This article offers an analysis of the social sources of biomedical interest in women’s sports injuries through a case study of anterior cruciate ligament (ACL) injuries. Although both men and women incur them, there is extensive research interest in women’s ACL injuries. Drawing on interviews with researchers who have contributed to this research, the investigation examines the social sources of this interest. Explanations lie largely in the evolution of the agenda in sport medicine to a concern with injury prevention, which coincides with a movement toward the inclusion of women in health research. The article concludes with a consideration of the political and ideological implications of the interaction of the prevention and inclusion agendas in research on women’s sport injuries.
Cet article propose une analyse des sources sociales de l’intérêt biomédical pour les blessures dans les sports féminins à travers l’étude du cas des blessures au ligament croisé antérieur (LCA). Bien que les hommes et les femmes en soient tous deux victimes, il y a énormément d’intérêt en recherche pour les blessures au LCA chez les femmes. S’appuyant sur des entrevues avec des chercheurs qui ont contribué à ce projet, l’étude examine les sources sociales de cet intérêt. Les explications reposent grandement sur l’évolution de l’agenda en médecine du sport vers un souci de prévention des blessures, ce qui coïncide avec un mouvement vers l’inclusion des femmes dans la recherche sur la santé. L’article conclut par une considération des implications politiques et idéologiques de l’interaction des agendas de prévention et d’inclusion en recherche sur les blessures sportives chez les femmes.
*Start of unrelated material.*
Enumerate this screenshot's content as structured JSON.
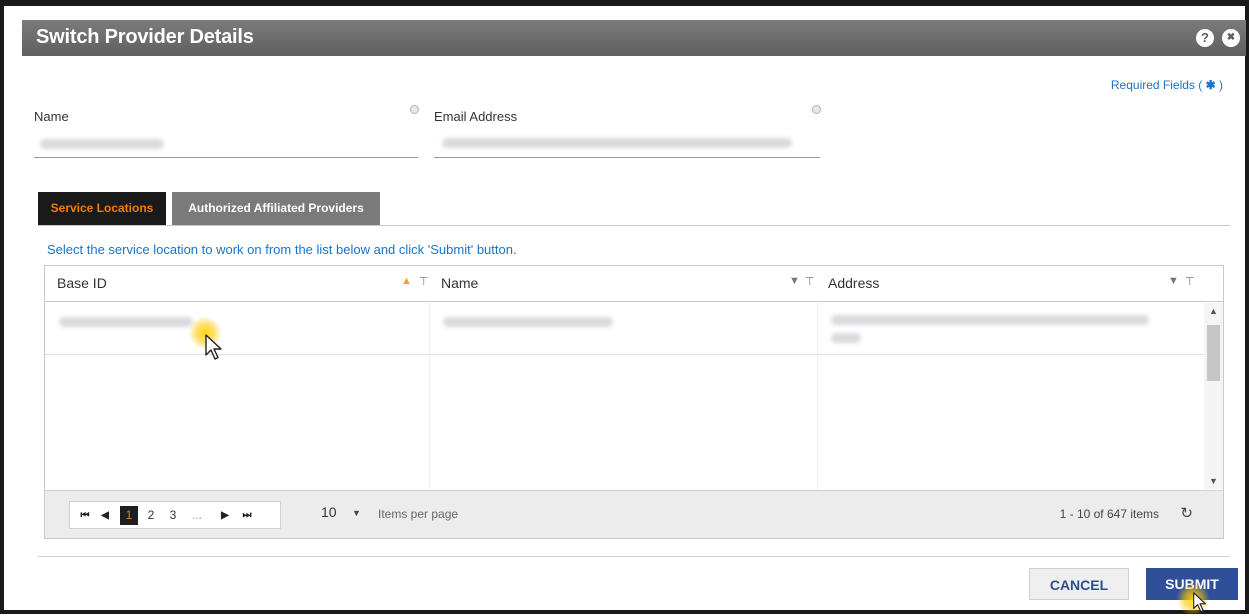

clinician-athlete relations: The management of concussion injuries in rugby union . Sociology of Sport Journal, 26 ( 2 ), 191 – 210 . doi:10.1123/ssj.26.2.191 10.1123/ssj.26.2.191 Malcolm , D. ( 2012 ). Sport and sociology . London, UK : Routledge . Malcolm , D. ( 2014 ). Sport, medicine and
John J. Miller
issues in sport medicine that a sport manager should consider which are sometimes overlooked. Proper administration of a sport medicine program, blood-borne pathogens, planning for catastrophic injuries, and the need for preparticipation physical examinations are issues presented in the first part of the
Matthew A. Masucci
methods, points would be allocated on the basis of age, level of antidoping education one has received, differentiation due to financial resources, and the level of sport-medicine support an athlete receives. Athletes caught using illegal substances would be scored and the rules applied differentially
Michael Gay and Semyon Slobounov
characteristics. Despite these advances and the body of research demonstrating residual physiological abnormality, there remain no changes in the clinical management of athletes recovering from sport-related concussion. More needs to done to bring brain science researchers and sport medicine clinicians together
Tywan G. Martin, Jessica Wallace, Young Ik Suh, Kysha Harriell and Justin Tatman
.S. , Lacroix , V.J. , Leclerc , S. , & Johnston , K.M. ( 2002 ). Concussions among university football and soccer players . Clinical Journal of Sport Medicine, 12, 331 – 338 . PubMed doi:10.1097/00042752-200211000-00003 10.1097/00042752-200211000-00003 Demovsky , R. ( 2015 , September 7